“When I thought of the design of the shop, I pictured a household — ‘What are the different compartments within the house, and what products do we typically use in there?’’’ Drake said of her initial thought process behind the store’s design. 

At Earth Sage, the refill process works in four steps. First, shoppers can bring their own reusable container to be filled. Most containers are acceptable to be filled — including glass bottles or old detergent containers. If you don’t have a container, Earth Sage provides free, donated jars and sells reusable glass containers for purchase. 

Earth Sage partners with Fill-Joy, which works as a scaling system to calculate the product weight.

After grabbing a container, customers grab the Fill-Joy microchip tag, click it to the tablet on the side, put the tag on the container and weigh the container on the scale. Then, customers can fill the bottle with the product they need. At checkout, the weight of the container will be calculated and subtracted from the item weight in order to calculate the final price.

“We’re conditioned as consumers to fill up a cup to whatever it says,” Drake explains. “[At Earth Sage] you don’t have to do that anymore, which is really nice — a little goes a long way.” 

Earth Sage not only emphasizes recycling but also sells products that are free of parabens and sulfates, as well as organic products sourced from companies like Root and Splendor, Oneka and Humble Suds.

For those curious about adapting to a low-waste lifestyle, Drake recommends starting small by incorporating one thing in the shop that they’re most excited to use, then going from there.

“I think when we look at how we’re set up as an economy or we look at what’s happening with climate change…it’s very easy to think ‘it’s too big for me to handle as an individual. What am I going to do to actually contribute and make a difference?’”she said. 

Drake advocates for people to start their sustainability journey small by using reusable bags, asking for no plastic silverware, being mindful of water waste and recycling. 

“I think we’re so consumer-driven,” Drake said. “Your money makes a difference, and your money talks on behalf of you. Where you’re putting your money shows [your values] in a way that you may not see the effects of, but it shows what you care about.”

Drake envisions people becoming more considerate of the environment not through shaming but through a lens of sharing and teaching. She has seen the positive effects of this tactic, especially through her family and friends interacting with the shop. 

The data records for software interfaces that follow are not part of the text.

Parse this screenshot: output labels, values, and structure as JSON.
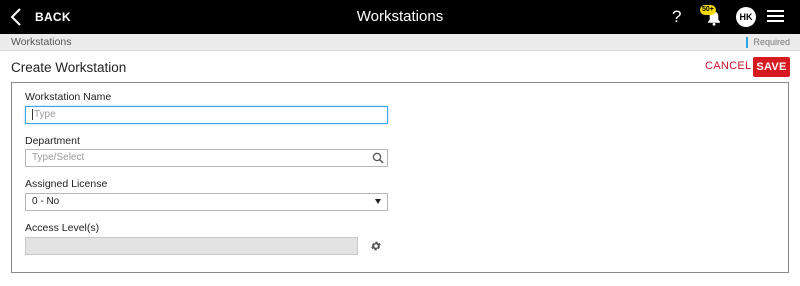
{
  "topbar": {
    "back_label": "BACK",
    "title": "Workstations",
    "help_label": "?",
    "notification_count": "50+",
    "avatar_initials": "HK"
  },
  "breadcrumb": {
    "current": "Workstations",
    "required_label": "Required"
  },
  "header": {
    "title": "Create Workstation",
    "cancel_label": "CANCEL",
    "save_label": "SAVE"
  },
  "form": {
    "workstation_name": {
      "label": "Workstation Name",
      "placeholder": "Type",
      "value": ""
    },
    "department": {
      "label": "Department",
      "placeholder": "Type/Select",
      "value": ""
    },
    "assigned_license": {
      "label": "Assigned License",
      "value": "0 - No"
    },
    "access_levels": {
      "label": "Access Level(s)",
      "value": ""
    }
  },
  "colors": {
    "accent_red": "#d71920",
    "focus_blue": "#3aa6e6",
    "badge_yellow": "#f4d90b"
  }
}
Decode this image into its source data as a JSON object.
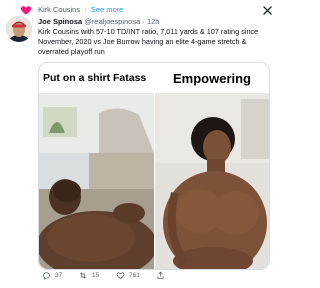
{
  "social_context": {
    "user": "Kirk Cousins",
    "separator": "·",
    "action_link": "See more"
  },
  "tweet": {
    "author_name": "Joe Spinosa",
    "handle": "@realjoespinosa",
    "separator": "·",
    "time": "12h",
    "text": "Kirk Cousins with 57-10 TD/INT ratio, 7,011 yards & 107 rating since November, 2020 vs Joe Burrow having an elite 4-game stretch & overrated playoff run"
  },
  "meme": {
    "left_caption": "Put on a shirt Fatass",
    "right_caption": "Empowering"
  },
  "actions": {
    "replies": "37",
    "retweets": "15",
    "likes": "761"
  },
  "colors": {
    "link": "#1d9bf0",
    "secondary_text": "#536471",
    "like": "#f91880"
  }
}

“Just doing sustainability, and it catches on… like with my family,” Drake said. “When I told them about the shop and what I wanted to do, they said ‘don’t do that,’ but now that I have the shop, and they see all the different things that they could do. Every time they come down, they’re like, ‘oh, I want this!’ I think just by natural osmosis, people catch on and get excited about it [low waste].”

According to the Environmental Protection Agency (EPA), there is no one definition for the term “zero waste,” but each governing body or company asserts their own definition of low waste.

Cities like Asheville, N.C. have defined low waste as “a goal to redesign resource life cycles so that materials are reused and waste is minimal. Discarded materials become resources that are recycled back into nature or to the marketplace to be reused again.” 

The Zero Waste Alliance defines zero waste as “the conservation of all resources by means of responsible production, consumption, reuse and recovery of products, packaging and materials without burning and with no discharges to land, water or air that threaten the environment or human health.

Earth Sage focuses on incorporating both of these definitions — with emphasis on the reusing and conserving of waste — starting with the refill process and selling reusable/non-plastic products.In the future, Earth Sage plans to host events like plant, book and clothing swaps to get people more connected with the store and to learn more about switching to a sustainable lifestyle. If you’re interested in learning more about how to maintain a sustainable lifestyle, connect with Earth Sage or visit them downtown at 608-A Trade St. NW, Winston-Salem, NC 27101.